"There was something found, they dealt with it in the way they should have done. Whether they should have found it earlier is another issue," he said. The club has also confirmed that the security contractor had signed his paperwork to confirm that all devices used in the training exercise had been recovered.
Ed Woodward, the club's Vice Chairman, said that the device could not have been detected by sniffer dogs on the routine match day search as it did not contain any explosives. For the first time in 24 years, a Premier League match was abandoned on security grounds.
The entire 75,000-seat stadium was cleared. Ed Woodward, the club's Vice Chairman said: "Once a live situation was identified, the club and police had no option but to treat the matter as a potential terror threat; we could not have assumed it was a training exercise error. Presented with the same situation in the future, we would take the same action."
Reid, who has worked for the Metropolitan Police as a Counter Terrorist Police Search Advisor said that his security firm "is probably about to go into liquidation" over the incident, Manchester Evening News reported.

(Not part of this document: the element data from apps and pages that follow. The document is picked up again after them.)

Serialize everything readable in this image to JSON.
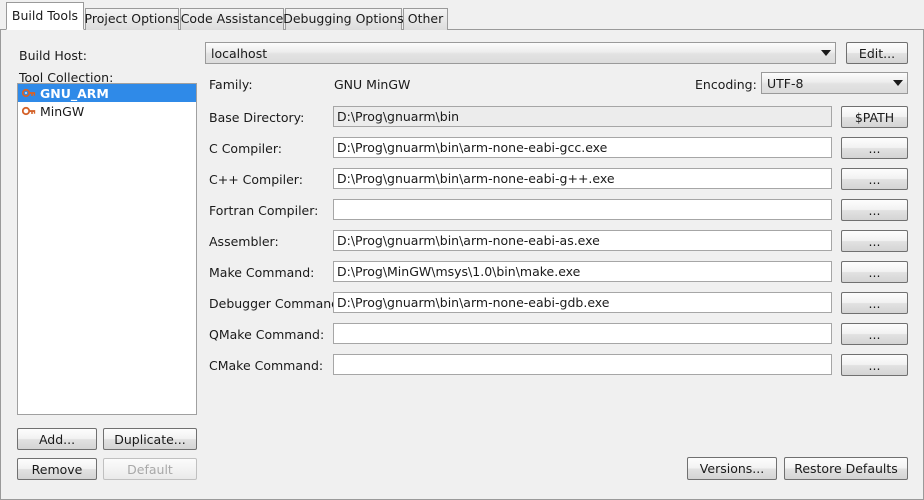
{
  "tabs": [
    {
      "label": "Build Tools",
      "active": true
    },
    {
      "label": "Project Options",
      "active": false
    },
    {
      "label": "Code Assistance",
      "active": false
    },
    {
      "label": "Debugging Options",
      "active": false
    },
    {
      "label": "Other",
      "active": false
    }
  ],
  "left_panel": {
    "build_host_label": "Build Host:",
    "tool_collection_label": "Tool Collection:",
    "tool_collections": [
      {
        "name": "GNU_ARM",
        "icon": "key-icon",
        "selected": true
      },
      {
        "name": "MinGW",
        "icon": "key-icon",
        "selected": false
      }
    ],
    "buttons": {
      "add": "Add...",
      "duplicate": "Duplicate...",
      "remove": "Remove",
      "default": "Default"
    },
    "default_enabled": false
  },
  "build_host": {
    "value": "localhost",
    "edit_button": "Edit..."
  },
  "family": {
    "label": "Family:",
    "value": "GNU MinGW"
  },
  "encoding": {
    "label": "Encoding:",
    "value": "UTF-8"
  },
  "fields": [
    {
      "label": "Base Directory:",
      "value": "D:\\Prog\\gnuarm\\bin",
      "button": "$PATH",
      "readonly": true
    },
    {
      "label": "C Compiler:",
      "value": "D:\\Prog\\gnuarm\\bin\\arm-none-eabi-gcc.exe",
      "button": "...",
      "readonly": false
    },
    {
      "label": "C++ Compiler:",
      "value": "D:\\Prog\\gnuarm\\bin\\arm-none-eabi-g++.exe",
      "button": "...",
      "readonly": false
    },
    {
      "label": "Fortran Compiler:",
      "value": "",
      "button": "...",
      "readonly": false
    },
    {
      "label": "Assembler:",
      "value": "D:\\Prog\\gnuarm\\bin\\arm-none-eabi-as.exe",
      "button": "...",
      "readonly": false
    },
    {
      "label": "Make Command:",
      "value": "D:\\Prog\\MinGW\\msys\\1.0\\bin\\make.exe",
      "button": "...",
      "readonly": false
    },
    {
      "label": "Debugger Command:",
      "value": "D:\\Prog\\gnuarm\\bin\\arm-none-eabi-gdb.exe",
      "button": "...",
      "readonly": false
    },
    {
      "label": "QMake Command:",
      "value": "",
      "button": "...",
      "readonly": false
    },
    {
      "label": "CMake Command:",
      "value": "",
      "button": "...",
      "readonly": false
    }
  ],
  "footer": {
    "versions": "Versions...",
    "restore_defaults": "Restore Defaults"
  },
  "colors": {
    "selection": "#2f8ae8",
    "key_icon": "#d4622a",
    "panel_bg": "#f0f0f0",
    "field_bg": "#ffffff",
    "field_readonly_bg": "#ececec"
  }
}
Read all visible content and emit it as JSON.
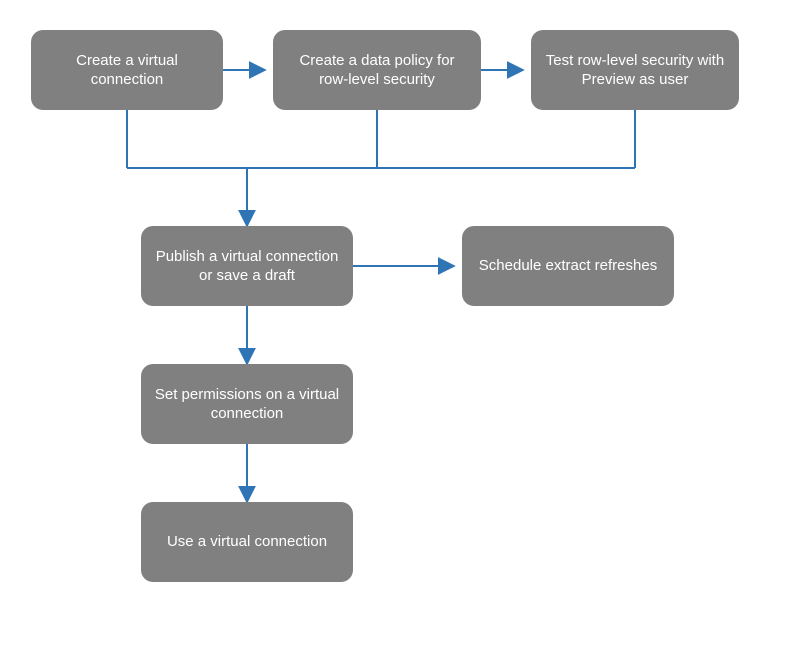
{
  "nodes": {
    "create_vc": "Create a virtual connection",
    "create_policy": "Create a data policy for row-level security",
    "test_rls": "Test row-level security with Preview as user",
    "publish": "Publish a virtual connection or save a draft",
    "schedule": "Schedule extract refreshes",
    "permissions": "Set permissions on a virtual connection",
    "use_vc": "Use a virtual connection"
  },
  "colors": {
    "node_bg": "#808080",
    "node_text": "#ffffff",
    "arrow": "#2f75b5"
  }
}
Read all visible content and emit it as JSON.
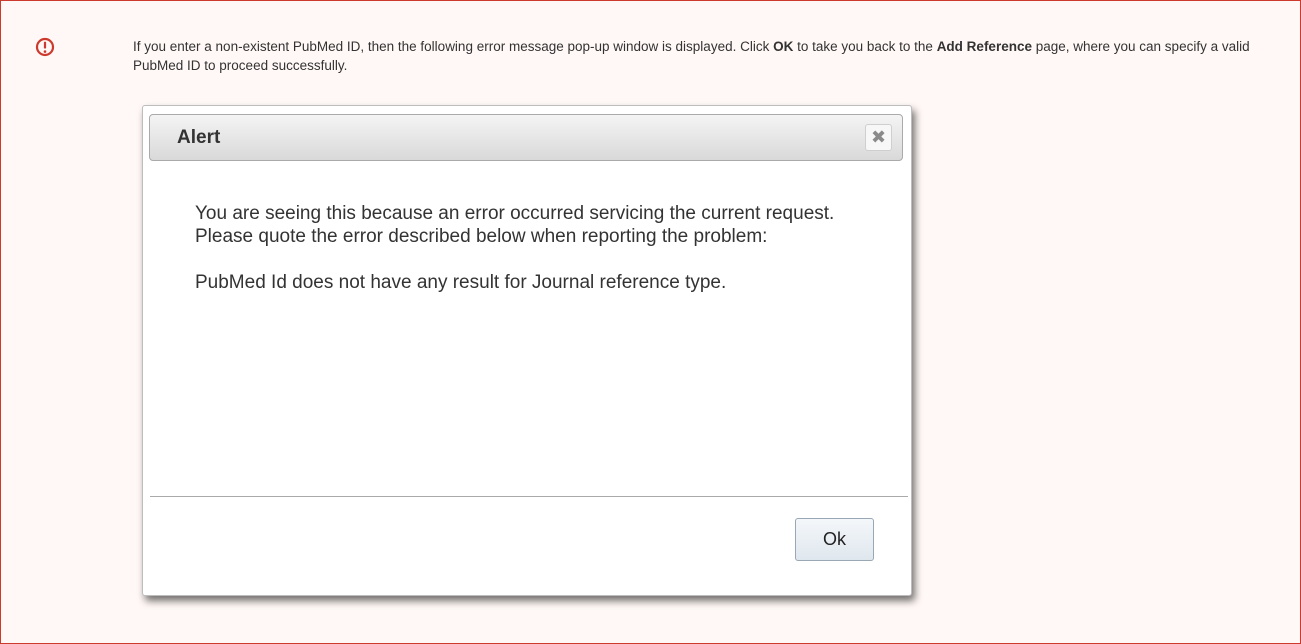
{
  "note": {
    "icon": "warning-circle-icon",
    "accent_color": "#cc3a2e",
    "text_part1": "If you enter a non-existent PubMed ID, then the following error message pop-up window is displayed. Click ",
    "bold_ok": "OK",
    "text_part2": " to take you back to the ",
    "bold_add_reference": "Add Reference",
    "text_part3": " page, where you can specify a valid PubMed ID to proceed successfully."
  },
  "dialog": {
    "title": "Alert",
    "close_icon": "close-icon",
    "message_line1": "You are seeing this because an error occurred servicing the current request.",
    "message_line2": "Please quote the error described below when reporting the problem:",
    "message_line3": "PubMed Id does not have any result for Journal reference type.",
    "ok_label": "Ok"
  }
}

The match cancellation on Sunday has cost the club about £3m. The match has been rescheduled to take place on 17 May.
"I can't say anything at the moment - I'm waiting for Manchester United to get back to me. Obviously, it's a security issue. If it was any sort of issue and I needed to put my side of the story then it would be different," he explained.
Reid continued: "But I'm waiting for them to get back to me. I'm just fixing my roof while I've still got one. They said this afternoon, and I'm sure they're having meetings at the moment to see which guillotine they're going to use on me. I have to take responsibility in the end, I won't shirk my responsibility."